When he actually performed numbers that featured Latin-derived rhythms, like “Recorda Me” from Henderson’s Page One or “Sweet Cakes” from McLean’s New Soil, he was unstoppable. And when he had another rhythm player to work off of, forget about it. His interaction with conguero Big Black on the 23-minute version of “Jodo” from The Night of the Cookers is breathtaking.

Pete “La Roca” Sims might not have the miles-deep discography of players like Art Blakey, Billy Higgins, Elvin Jones or Paul Motian, but he certainly had the respect and admiration of his peers. Saxophonist Dave Liebman, who played with him in the late 1960s, wrote on Facebook, “He was my first teacher in all ways. He was a brilliant guy who after being so disenchanted with the music business became a lawyer. Over the next decades, every once in a while he would put together a group to work a few weekends in NY, but basically Pete went into sunset mode…He was by far one of the most brilliant minds I ever knew, one of the greatest musicians I ever encountered who for starters would sing the bass line in key and was a drummer like no one else. Coltrane had him before Elvin; he worked with Newk; Miles wanted him to join as did Herbie Hancock when he branched out on his own. Pete was one of a kind…a stubborn, brilliant guy who insisted on perfection.”

In a 1998 interview, pianist Ray Santisi, who worked with him in Boston, said of La Roca, “His way of playing is so liquid and communicative.

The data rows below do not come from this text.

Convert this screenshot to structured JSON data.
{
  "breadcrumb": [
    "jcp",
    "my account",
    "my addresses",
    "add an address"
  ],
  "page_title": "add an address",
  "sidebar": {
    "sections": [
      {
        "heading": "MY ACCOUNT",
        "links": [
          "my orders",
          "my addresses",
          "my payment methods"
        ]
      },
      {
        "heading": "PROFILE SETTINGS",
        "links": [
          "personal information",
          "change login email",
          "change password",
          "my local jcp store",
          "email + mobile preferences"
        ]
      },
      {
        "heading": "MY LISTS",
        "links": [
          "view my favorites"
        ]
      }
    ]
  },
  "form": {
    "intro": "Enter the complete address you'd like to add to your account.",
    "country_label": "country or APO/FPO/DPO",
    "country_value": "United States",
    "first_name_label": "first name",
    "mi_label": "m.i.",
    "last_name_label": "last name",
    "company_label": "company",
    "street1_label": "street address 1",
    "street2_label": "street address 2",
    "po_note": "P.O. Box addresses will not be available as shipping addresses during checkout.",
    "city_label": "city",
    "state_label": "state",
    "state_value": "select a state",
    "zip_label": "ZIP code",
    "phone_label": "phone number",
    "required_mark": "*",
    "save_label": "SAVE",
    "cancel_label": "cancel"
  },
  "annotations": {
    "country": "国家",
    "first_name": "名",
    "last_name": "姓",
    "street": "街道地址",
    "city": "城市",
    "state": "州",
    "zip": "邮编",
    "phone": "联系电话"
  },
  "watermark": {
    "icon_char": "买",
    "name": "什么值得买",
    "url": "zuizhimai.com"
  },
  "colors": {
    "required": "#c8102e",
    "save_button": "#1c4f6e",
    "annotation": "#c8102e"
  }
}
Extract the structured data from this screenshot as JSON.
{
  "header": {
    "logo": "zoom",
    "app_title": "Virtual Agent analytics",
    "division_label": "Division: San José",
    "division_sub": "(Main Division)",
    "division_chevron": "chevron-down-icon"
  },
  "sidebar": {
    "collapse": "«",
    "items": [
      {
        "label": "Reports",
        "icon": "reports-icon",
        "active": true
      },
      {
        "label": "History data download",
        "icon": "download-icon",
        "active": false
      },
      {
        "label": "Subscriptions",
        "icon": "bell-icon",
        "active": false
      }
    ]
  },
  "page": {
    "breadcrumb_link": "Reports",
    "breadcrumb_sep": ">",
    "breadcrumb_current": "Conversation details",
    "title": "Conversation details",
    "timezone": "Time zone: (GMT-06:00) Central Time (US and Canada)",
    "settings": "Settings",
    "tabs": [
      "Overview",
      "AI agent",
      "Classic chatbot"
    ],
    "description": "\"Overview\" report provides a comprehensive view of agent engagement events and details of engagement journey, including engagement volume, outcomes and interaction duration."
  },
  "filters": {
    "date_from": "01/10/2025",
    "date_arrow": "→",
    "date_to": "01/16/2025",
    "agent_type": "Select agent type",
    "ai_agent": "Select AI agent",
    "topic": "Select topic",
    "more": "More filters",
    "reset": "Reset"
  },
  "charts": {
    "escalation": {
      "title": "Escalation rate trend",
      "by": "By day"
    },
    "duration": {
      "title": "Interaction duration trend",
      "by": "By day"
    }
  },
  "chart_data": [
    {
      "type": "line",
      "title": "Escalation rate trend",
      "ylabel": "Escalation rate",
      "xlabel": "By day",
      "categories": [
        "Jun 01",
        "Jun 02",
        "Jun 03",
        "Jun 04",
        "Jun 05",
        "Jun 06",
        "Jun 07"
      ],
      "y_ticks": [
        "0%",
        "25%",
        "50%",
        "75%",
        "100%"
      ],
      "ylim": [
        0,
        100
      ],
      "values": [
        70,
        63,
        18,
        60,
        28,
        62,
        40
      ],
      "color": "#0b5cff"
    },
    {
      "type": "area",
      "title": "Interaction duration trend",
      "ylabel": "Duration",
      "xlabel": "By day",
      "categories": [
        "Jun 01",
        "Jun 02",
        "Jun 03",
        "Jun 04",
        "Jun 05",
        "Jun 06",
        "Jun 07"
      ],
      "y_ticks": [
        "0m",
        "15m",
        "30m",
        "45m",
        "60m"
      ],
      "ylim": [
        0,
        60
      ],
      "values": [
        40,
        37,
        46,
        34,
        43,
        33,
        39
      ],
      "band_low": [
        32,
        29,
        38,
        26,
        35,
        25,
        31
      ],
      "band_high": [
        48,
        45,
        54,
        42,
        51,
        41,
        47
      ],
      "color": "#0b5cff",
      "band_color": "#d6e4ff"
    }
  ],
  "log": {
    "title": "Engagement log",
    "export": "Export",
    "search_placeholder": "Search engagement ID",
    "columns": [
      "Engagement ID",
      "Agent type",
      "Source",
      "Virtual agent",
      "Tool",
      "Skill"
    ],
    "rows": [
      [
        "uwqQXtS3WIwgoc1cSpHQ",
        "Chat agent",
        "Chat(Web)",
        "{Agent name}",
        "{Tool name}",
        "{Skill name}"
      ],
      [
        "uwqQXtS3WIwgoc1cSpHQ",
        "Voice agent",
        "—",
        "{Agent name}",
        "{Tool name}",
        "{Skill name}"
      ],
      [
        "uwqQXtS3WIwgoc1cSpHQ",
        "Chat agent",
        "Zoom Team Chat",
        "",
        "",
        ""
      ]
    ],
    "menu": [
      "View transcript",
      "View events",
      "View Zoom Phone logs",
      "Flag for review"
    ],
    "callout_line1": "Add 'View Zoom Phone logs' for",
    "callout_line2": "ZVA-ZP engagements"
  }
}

Pete said to me one night, ‘You can’t play just holding down your own post.’ He was right. He believed in taking the music in whatever direction possible.”

A memorial concert for La Roca will be held at St. Peter’s Church in New York on December 28.

Enjoy this Spotify playlist of Pete "La Roca" Sims' work on Blue Note.

Photos courtesy of Mosaic Images